Working data:
=======

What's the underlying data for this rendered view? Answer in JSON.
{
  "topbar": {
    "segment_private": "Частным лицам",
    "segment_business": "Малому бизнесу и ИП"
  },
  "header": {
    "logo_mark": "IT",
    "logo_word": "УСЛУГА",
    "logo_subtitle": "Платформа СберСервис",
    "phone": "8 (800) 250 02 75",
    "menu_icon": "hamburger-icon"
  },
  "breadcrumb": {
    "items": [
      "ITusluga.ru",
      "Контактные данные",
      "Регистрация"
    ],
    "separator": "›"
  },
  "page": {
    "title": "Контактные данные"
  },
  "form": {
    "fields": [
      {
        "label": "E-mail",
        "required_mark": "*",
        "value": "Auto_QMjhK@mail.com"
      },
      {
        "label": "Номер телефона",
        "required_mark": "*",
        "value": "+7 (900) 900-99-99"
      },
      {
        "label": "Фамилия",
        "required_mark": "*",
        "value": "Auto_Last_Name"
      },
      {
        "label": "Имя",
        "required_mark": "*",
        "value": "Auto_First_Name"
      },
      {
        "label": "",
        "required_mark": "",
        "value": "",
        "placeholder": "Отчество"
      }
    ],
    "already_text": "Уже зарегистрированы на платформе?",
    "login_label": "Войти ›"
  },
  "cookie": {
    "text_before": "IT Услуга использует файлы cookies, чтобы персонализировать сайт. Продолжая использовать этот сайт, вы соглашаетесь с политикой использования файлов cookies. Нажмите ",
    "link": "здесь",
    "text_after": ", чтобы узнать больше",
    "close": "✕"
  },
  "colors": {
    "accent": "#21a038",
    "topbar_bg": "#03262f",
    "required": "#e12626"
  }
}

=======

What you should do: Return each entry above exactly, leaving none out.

Solution below:
What's the underlying data for this rendered view? Answer in JSON.
{
  "topbar": {
    "segment_private": "Частным лицам",
    "segment_business": "Малому бизнесу и ИП"
  },
  "header": {
    "logo_mark": "IT",
    "logo_word": "УСЛУГА",
    "logo_subtitle": "Платформа СберСервис",
    "phone": "8 (800) 250 02 75",
    "menu_icon": "hamburger-icon"
  },
  "breadcrumb": {
    "items": [
      "ITusluga.ru",
      "Контактные данные",
      "Регистрация"
    ],
    "separator": "›"
  },
  "page": {
    "title": "Контактные данные"
  },
  "form": {
    "fields": [
      {
        "label": "E-mail",
        "required_mark": "*",
        "value": "Auto_QMjhK@mail.com"
      },
      {
        "label": "Номер телефона",
        "required_mark": "*",
        "value": "+7 (900) 900-99-99"
      },
      {
        "label": "Фамилия",
        "required_mark": "*",
        "value": "Auto_Last_Name"
      },
      {
        "label": "Имя",
        "required_mark": "*",
        "value": "Auto_First_Name"
      },
      {
        "label": "",
        "required_mark": "",
        "value": "",
        "placeholder": "Отчество"
      }
    ],
    "already_text": "Уже зарегистрированы на платформе?",
    "login_label": "Войти ›"
  },
  "cookie": {
    "text_before": "IT Услуга использует файлы cookies, чтобы персонализировать сайт. Продолжая использовать этот сайт, вы соглашаетесь с политикой использования файлов cookies. Нажмите ",
    "link": "здесь",
    "text_after": ", чтобы узнать больше",
    "close": "✕"
  },
  "colors": {
    "accent": "#21a038",
    "topbar_bg": "#03262f",
    "required": "#e12626"
  }
}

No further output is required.